Kosherfest. A festival of kosher food. A celebration of tried and true old products and the introduction of new and exciting edible delights that are Torah-approved.
Another way to look at Kosherfest? A very large room overstuffed with tons of Jews who are overstuffing their faces. I think it is okay for me to make a remark like that, as I am a Jew. But I was not stuffing my face.
The first time I went to Kosherfest, I think it was seven years ago, I could not believe what I was seeing. There were women there who had brought rolls of tinfoil to wrap up samples, and I assume bring them home for dinner. Rolls of tinfoil. I am not making that up. I also remember the “Pizza Cones,” which were cones made of pizza crust and filled with cheese and sauce. Very delicious, and never seen again. Oh well. (Sorry, I got off topic, you all know that food does that to me.) The following year, there was a large sign that read “Only one bag per person.” I have no idea if or how they implemented that rule. Folks can get nasty if you take away their food.
Not only is there food at Kosherfest, there also is alcohol. Lots and lots of alcohol. But the best is when alcohol is combined with a food product. A good way to hide it! Introducing Buzzpops, a lovely combination of ices and alcohol. Delicious with that little extra … buzz. It brought me back to when I used to put wine in my soda so my kids wouldn’t know that I was drinking wine. I’m so sneaky. The only problem is that they look like any other ice pop, so you have to make sure your little ones don’t get hold of one. Reminds me of the time that I had put vodka in some water bottles and son #3 thought it was a regular water bottle and then child services was called. Good times. (Unfortunately, the vodka part is true. Fortunately, the child services part is not true.)

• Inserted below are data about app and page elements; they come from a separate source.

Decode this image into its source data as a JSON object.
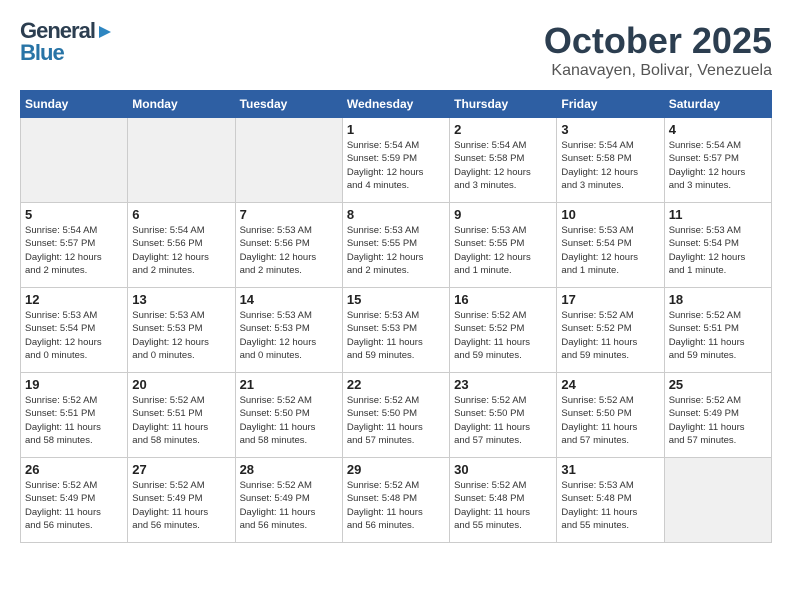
{
  "header": {
    "logo_general": "General",
    "logo_blue": "Blue",
    "month_title": "October 2025",
    "location": "Kanavayen, Bolivar, Venezuela"
  },
  "weekdays": [
    "Sunday",
    "Monday",
    "Tuesday",
    "Wednesday",
    "Thursday",
    "Friday",
    "Saturday"
  ],
  "weeks": [
    [
      {
        "num": "",
        "info": "",
        "empty": true
      },
      {
        "num": "",
        "info": "",
        "empty": true
      },
      {
        "num": "",
        "info": "",
        "empty": true
      },
      {
        "num": "1",
        "info": "Sunrise: 5:54 AM\nSunset: 5:59 PM\nDaylight: 12 hours\nand 4 minutes."
      },
      {
        "num": "2",
        "info": "Sunrise: 5:54 AM\nSunset: 5:58 PM\nDaylight: 12 hours\nand 3 minutes."
      },
      {
        "num": "3",
        "info": "Sunrise: 5:54 AM\nSunset: 5:58 PM\nDaylight: 12 hours\nand 3 minutes."
      },
      {
        "num": "4",
        "info": "Sunrise: 5:54 AM\nSunset: 5:57 PM\nDaylight: 12 hours\nand 3 minutes."
      }
    ],
    [
      {
        "num": "5",
        "info": "Sunrise: 5:54 AM\nSunset: 5:57 PM\nDaylight: 12 hours\nand 2 minutes."
      },
      {
        "num": "6",
        "info": "Sunrise: 5:54 AM\nSunset: 5:56 PM\nDaylight: 12 hours\nand 2 minutes."
      },
      {
        "num": "7",
        "info": "Sunrise: 5:53 AM\nSunset: 5:56 PM\nDaylight: 12 hours\nand 2 minutes."
      },
      {
        "num": "8",
        "info": "Sunrise: 5:53 AM\nSunset: 5:55 PM\nDaylight: 12 hours\nand 2 minutes."
      },
      {
        "num": "9",
        "info": "Sunrise: 5:53 AM\nSunset: 5:55 PM\nDaylight: 12 hours\nand 1 minute."
      },
      {
        "num": "10",
        "info": "Sunrise: 5:53 AM\nSunset: 5:54 PM\nDaylight: 12 hours\nand 1 minute."
      },
      {
        "num": "11",
        "info": "Sunrise: 5:53 AM\nSunset: 5:54 PM\nDaylight: 12 hours\nand 1 minute."
      }
    ],
    [
      {
        "num": "12",
        "info": "Sunrise: 5:53 AM\nSunset: 5:54 PM\nDaylight: 12 hours\nand 0 minutes."
      },
      {
        "num": "13",
        "info": "Sunrise: 5:53 AM\nSunset: 5:53 PM\nDaylight: 12 hours\nand 0 minutes."
      },
      {
        "num": "14",
        "info": "Sunrise: 5:53 AM\nSunset: 5:53 PM\nDaylight: 12 hours\nand 0 minutes."
      },
      {
        "num": "15",
        "info": "Sunrise: 5:53 AM\nSunset: 5:53 PM\nDaylight: 11 hours\nand 59 minutes."
      },
      {
        "num": "16",
        "info": "Sunrise: 5:52 AM\nSunset: 5:52 PM\nDaylight: 11 hours\nand 59 minutes."
      },
      {
        "num": "17",
        "info": "Sunrise: 5:52 AM\nSunset: 5:52 PM\nDaylight: 11 hours\nand 59 minutes."
      },
      {
        "num": "18",
        "info": "Sunrise: 5:52 AM\nSunset: 5:51 PM\nDaylight: 11 hours\nand 59 minutes."
      }
    ],
    [
      {
        "num": "19",
        "info": "Sunrise: 5:52 AM\nSunset: 5:51 PM\nDaylight: 11 hours\nand 58 minutes."
      },
      {
        "num": "20",
        "info": "Sunrise: 5:52 AM\nSunset: 5:51 PM\nDaylight: 11 hours\nand 58 minutes."
      },
      {
        "num": "21",
        "info": "Sunrise: 5:52 AM\nSunset: 5:50 PM\nDaylight: 11 hours\nand 58 minutes."
      },
      {
        "num": "22",
        "info": "Sunrise: 5:52 AM\nSunset: 5:50 PM\nDaylight: 11 hours\nand 57 minutes."
      },
      {
        "num": "23",
        "info": "Sunrise: 5:52 AM\nSunset: 5:50 PM\nDaylight: 11 hours\nand 57 minutes."
      },
      {
        "num": "24",
        "info": "Sunrise: 5:52 AM\nSunset: 5:50 PM\nDaylight: 11 hours\nand 57 minutes."
      },
      {
        "num": "25",
        "info": "Sunrise: 5:52 AM\nSunset: 5:49 PM\nDaylight: 11 hours\nand 57 minutes."
      }
    ],
    [
      {
        "num": "26",
        "info": "Sunrise: 5:52 AM\nSunset: 5:49 PM\nDaylight: 11 hours\nand 56 minutes."
      },
      {
        "num": "27",
        "info": "Sunrise: 5:52 AM\nSunset: 5:49 PM\nDaylight: 11 hours\nand 56 minutes."
      },
      {
        "num": "28",
        "info": "Sunrise: 5:52 AM\nSunset: 5:49 PM\nDaylight: 11 hours\nand 56 minutes."
      },
      {
        "num": "29",
        "info": "Sunrise: 5:52 AM\nSunset: 5:48 PM\nDaylight: 11 hours\nand 56 minutes."
      },
      {
        "num": "30",
        "info": "Sunrise: 5:52 AM\nSunset: 5:48 PM\nDaylight: 11 hours\nand 55 minutes."
      },
      {
        "num": "31",
        "info": "Sunrise: 5:53 AM\nSunset: 5:48 PM\nDaylight: 11 hours\nand 55 minutes."
      },
      {
        "num": "",
        "info": "",
        "empty": true
      }
    ]
  ]
}
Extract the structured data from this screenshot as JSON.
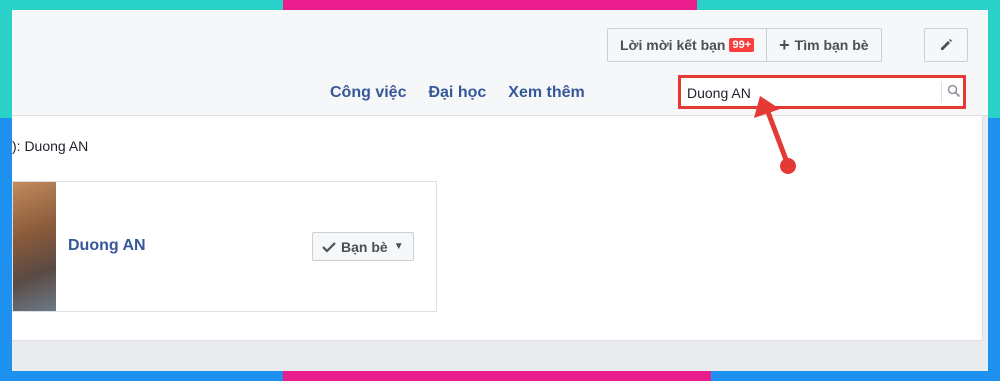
{
  "header": {
    "friend_requests_label": "Lời mời kết bạn",
    "friend_requests_badge": "99+",
    "find_friends_label": "Tìm bạn bè"
  },
  "nav": {
    "items": [
      "Công việc",
      "Đại học",
      "Xem thêm"
    ]
  },
  "search": {
    "value": "Duong AN"
  },
  "results": {
    "label_fragment": "): Duong AN",
    "card": {
      "name": "Duong AN",
      "friend_button_label": "Bạn bè"
    }
  },
  "colors": {
    "link": "#365899",
    "highlight": "#e53935",
    "badge": "#fa3e3e"
  }
}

And then there are all the companies that want you to think their products are healthier because they are salt free, gluten free, fat free, cholesterol free, and taste free. Quinoa instead of flour, quinoa instead of sugar, quinoa instead of high fructose corn syrup. There is lots and lots of quinoa. And there are kosher for Passover products on display. Why? It isn’t even Thanksgiving yet!
And now we come to the samples. Though I am not the neatest person in the world, I am a bit of a germaphobe. If the samples are not individually wrapped, I will not take one. Even if it is a white chocolate macadamia nut cookie. The thought of all of those people breathing and coughing on an open platter of mini hot dogs or cheese or bobka bites — or anything really — is not very appealing to me. Apparently, that doesn’t apply to the majority of people at Kosherfest. If it is free, they take it. At one table, there were three plush stuffed animals. I asked the lady if they were giving them away and she replied yes. So I took one (thinking that Moby, the fish that son #3 left me in charge of while he is in Israel, would have something familiar to look at, possibly reminding him of a cousin that he once hung out with before he became a pet). The woman who was standing next to me took the other two. I was so tempted to ask her what she needed two stuffed fish for but I really didn’t care. If it’s free, there it goes.
And then there was the insurance booth that was giving away personalized notebooks if you answered a brief survey. I was all over that, because you never see the name “Banji” on anything. I also was excited because I always keep a journal and now I would have a nice new one waiting for me. The woman took my name, added it to her very long list (again, because it is free), and told me to come back in 20 minutes or so. But because I am getting older and was distracted by all of the food, I totally forgot about the notebook. I only remembered it when I was back in my car and back on the turnpike. Rats! What to do? I remembered talking to my friend, who was there on behalf of a local kosher establishment, and I quickly messaged her. Because she is such a mitzvah girl, she located the notebook and brought it back to Teaneck safe and sound. Baruch Hashem.
So what are the lessons at the end of this column? Always be friendly to people who you know, because you never know if you will need them to do you a favor. And always check your kids’ ice pops.
Banji Ganchrow of Teaneck got to see son #1 and daughter in law #1 twice in one day. Unfortunately, she hasn’t seen son #2 in quite some time. Here’s hoping he comes home for Thanksgiving.